Invasive Aedes mosquitoes differ in a number of ways from San Diego County’s native culex mosquitoes, which can transmit West Nile virus if they first bite an infected bird or animal.

One big difference is their biting habits. Both invasive Aedes and native culex mosquitoes like to bite around dusk and dawn. But invasive Aedes mosquitoes also bite during daylight hours. Culex mosquitoes feed at night, not during daylight.

For a better look at the differences between invasive Aedes mosquitoes and native culex mosquitoes, see our “Tale of the Tape.

Trained County technicians will use ultra-low-volume backpack sprayers to apply Pyrenone 25-5, a pesticide approved for use by the Environmental Protection Agency. The product is made from chrysanthemums, poses low risks to people and pets and dissipates in roughly 20 to 30 minutes. However, the County is instructing residents in spray areas that they can avoid or minimize their exposure to the pesticide by taking simple steps:

  • Stay inside and bring pets indoors if possible
  • Close doors and windows, and turn off fans that bring outdoor air inside the home
  • Cover ornamental fishponds to avoid direct exposure
  • Rinse fruits and vegetables from your garden with water before cooking or eating
  • Wipe down or cover outdoor items such as toys and cover barbecue grills
  • Beekeepers and those with insects kept outdoors are encouraged to shelter hives and habitats during treatments.
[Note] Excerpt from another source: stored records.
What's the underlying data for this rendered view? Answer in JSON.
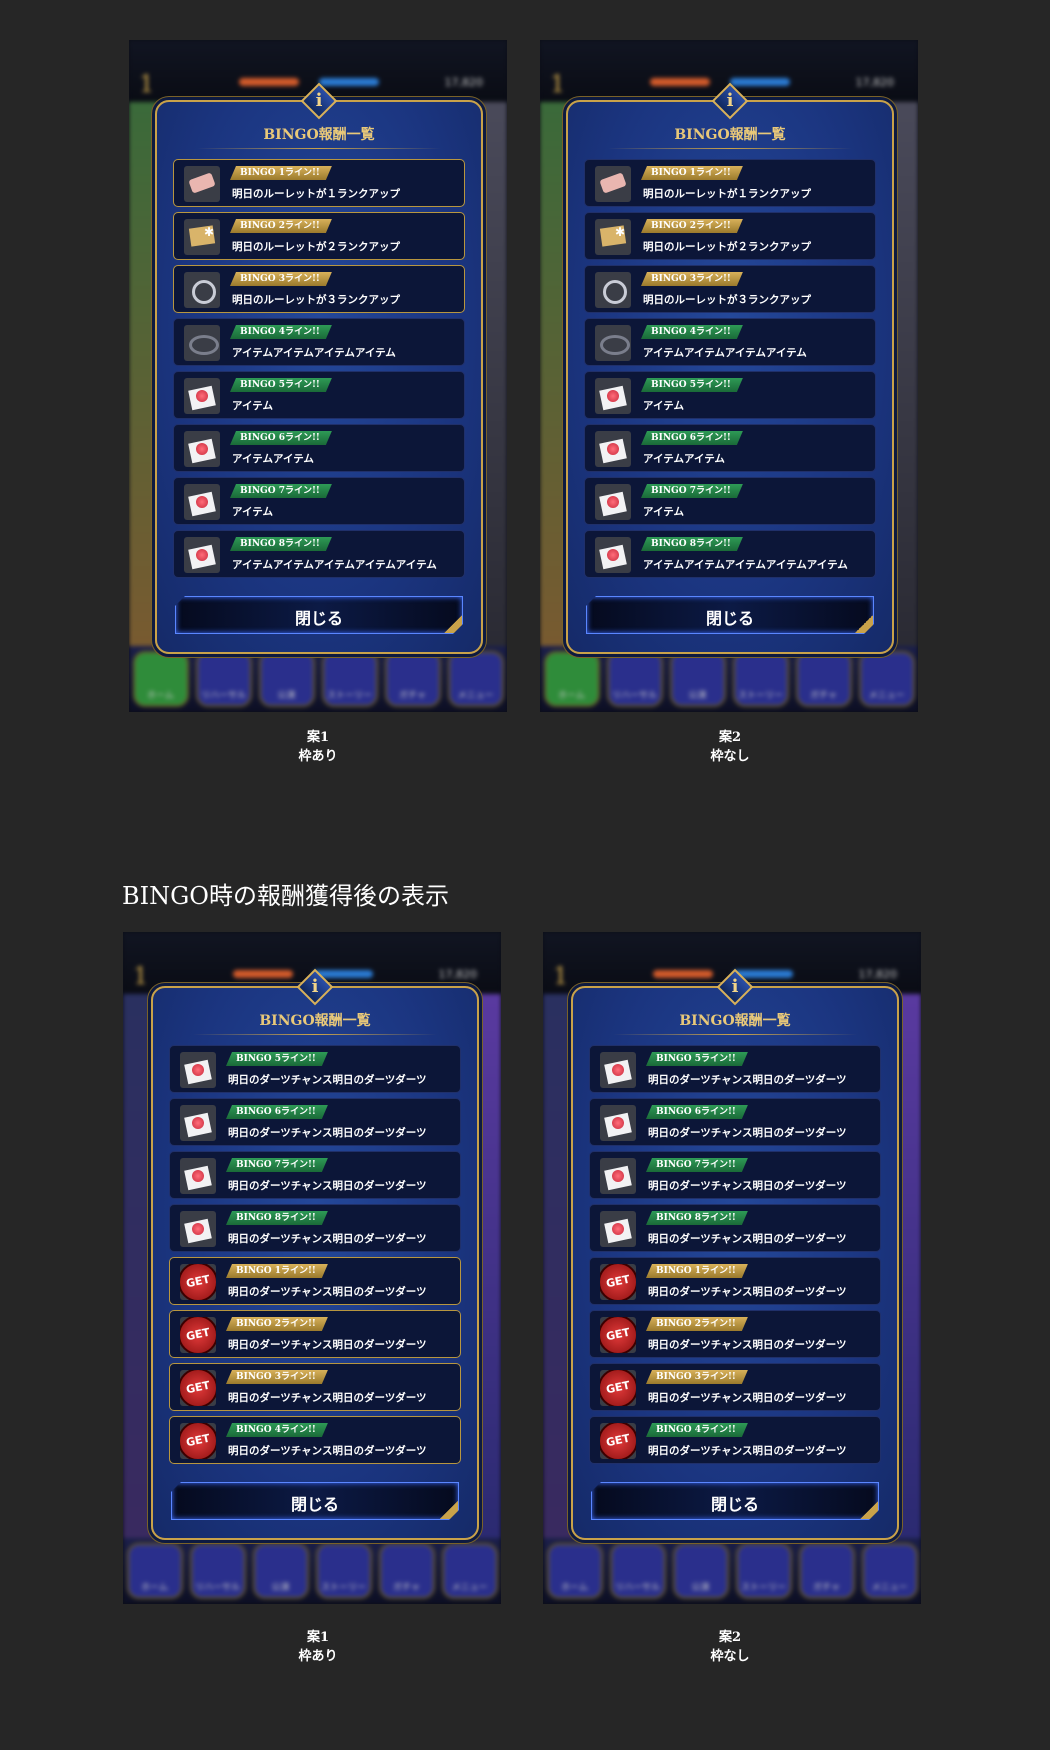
{
  "panel_title": "BINGO報酬一覧",
  "close_label": "閉じる",
  "info_icon": "i",
  "top_number": "17,820",
  "nav_labels": [
    "ホーム",
    "リハーサル",
    "公演",
    "ストーリー",
    "ガチャ",
    "メニュー"
  ],
  "section2_title": "BINGO時の報酬獲得後の表示",
  "captions": [
    {
      "line1": "案1",
      "line2": "枠あり"
    },
    {
      "line1": "案2",
      "line2": "枠なし"
    },
    {
      "line1": "案1",
      "line2": "枠あり"
    },
    {
      "line1": "案2",
      "line2": "枠なし"
    }
  ],
  "list_before": [
    {
      "badge": "BINGO 1ライン!!",
      "desc": "明日のルーレットが１ランクアップ",
      "badge_color": "gold",
      "icon": "pink-scroll-icon"
    },
    {
      "badge": "BINGO 2ライン!!",
      "desc": "明日のルーレットが２ランクアップ",
      "badge_color": "gold",
      "icon": "gold-ticket-icon"
    },
    {
      "badge": "BINGO 3ライン!!",
      "desc": "明日のルーレットが３ランクアップ",
      "badge_color": "gold",
      "icon": "silver-ring-icon"
    },
    {
      "badge": "BINGO 4ライン!!",
      "desc": "アイテムアイテムアイテムアイテム",
      "badge_color": "green",
      "icon": "dark-ring-icon"
    },
    {
      "badge": "BINGO 5ライン!!",
      "desc": "アイテム",
      "badge_color": "green",
      "icon": "rose-card-icon"
    },
    {
      "badge": "BINGO 6ライン!!",
      "desc": "アイテムアイテム",
      "badge_color": "green",
      "icon": "rose-card-icon"
    },
    {
      "badge": "BINGO 7ライン!!",
      "desc": "アイテム",
      "badge_color": "green",
      "icon": "rose-card-icon"
    },
    {
      "badge": "BINGO 8ライン!!",
      "desc": "アイテムアイテムアイテムアイテムアイテム",
      "badge_color": "green",
      "icon": "rose-card-icon"
    }
  ],
  "list_after": [
    {
      "badge": "BINGO 5ライン!!",
      "desc": "明日のダーツチャンス明日のダーツダーツ",
      "badge_color": "green",
      "icon": "rose-card-icon"
    },
    {
      "badge": "BINGO 6ライン!!",
      "desc": "明日のダーツチャンス明日のダーツダーツ",
      "badge_color": "green",
      "icon": "rose-card-icon"
    },
    {
      "badge": "BINGO 7ライン!!",
      "desc": "明日のダーツチャンス明日のダーツダーツ",
      "badge_color": "green",
      "icon": "rose-card-icon"
    },
    {
      "badge": "BINGO 8ライン!!",
      "desc": "明日のダーツチャンス明日のダーツダーツ",
      "badge_color": "green",
      "icon": "rose-card-icon"
    },
    {
      "badge": "BINGO 1ライン!!",
      "desc": "明日のダーツチャンス明日のダーツダーツ",
      "badge_color": "gold",
      "icon": "get-stamp-icon"
    },
    {
      "badge": "BINGO 2ライン!!",
      "desc": "明日のダーツチャンス明日のダーツダーツ",
      "badge_color": "gold",
      "icon": "get-stamp-icon"
    },
    {
      "badge": "BINGO 3ライン!!",
      "desc": "明日のダーツチャンス明日のダーツダーツ",
      "badge_color": "gold",
      "icon": "get-stamp-icon"
    },
    {
      "badge": "BINGO 4ライン!!",
      "desc": "明日のダーツチャンス明日のダーツダーツ",
      "badge_color": "green",
      "icon": "get-stamp-icon"
    }
  ],
  "get_label": "GET",
  "colors": {
    "accent_gold": "#c9a24a",
    "badge_green": "#2e9a56",
    "panel_blue": "#1b3580",
    "background": "#262626"
  }
}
Beekeepers are required to register their apiaries with the County’s Department of Agriculture, Weights and Measures to receive advance notice of when a pesticide that may affect bees is applied to blossoming plants in their areas.
  • You may resume normal activities 30 minutes after the treatment

County officials reminded people to follow the County’s “Prevent, Protect, Report” guidelines.

Prevent mosquito breeding

Dump out or remove any item inside or outside of homes that can hold water, such as plant saucers, rain gutters, buckets, garbage cans, toys, old tires, and wheelbarrows. Mosquito fish, available for free by contacting the Vector Control Program, may be used to control mosquito breeding in backyard water sources such as unused swimming pools, ponds, fountains and horse troughs.

Protect yourself from mosquito bites

Protect yourself from mosquito-borne illnesses by wearing long sleeves and pants or use repellent when outdoors. Use insect repellent that contains DEET, picaridin, oil of lemon eucalyptus, or IR3535. Make sure screens on windows and doors are in good condition and secured to keep insects out.

Report possible mosquito activity

Report if you are being bitten by mosquitoes during daylight hours, or if you find mosquitoes that match the description of Aedes mosquitoes by contacting the Vector Control Program at (858) 694-2888.

Information about the Zika viruschikungunya, and dengue can be found on the Centers for Disease Control and Prevention’s website.

For more information about mosquito-borne illnesses, go to San Diego County’s “Fight the Bite” website. You can also get more information about how the County works to trap and test invasive Aedes mosquitoes, and hear how the public can help prevent mosquitoes from breeding in the following videos.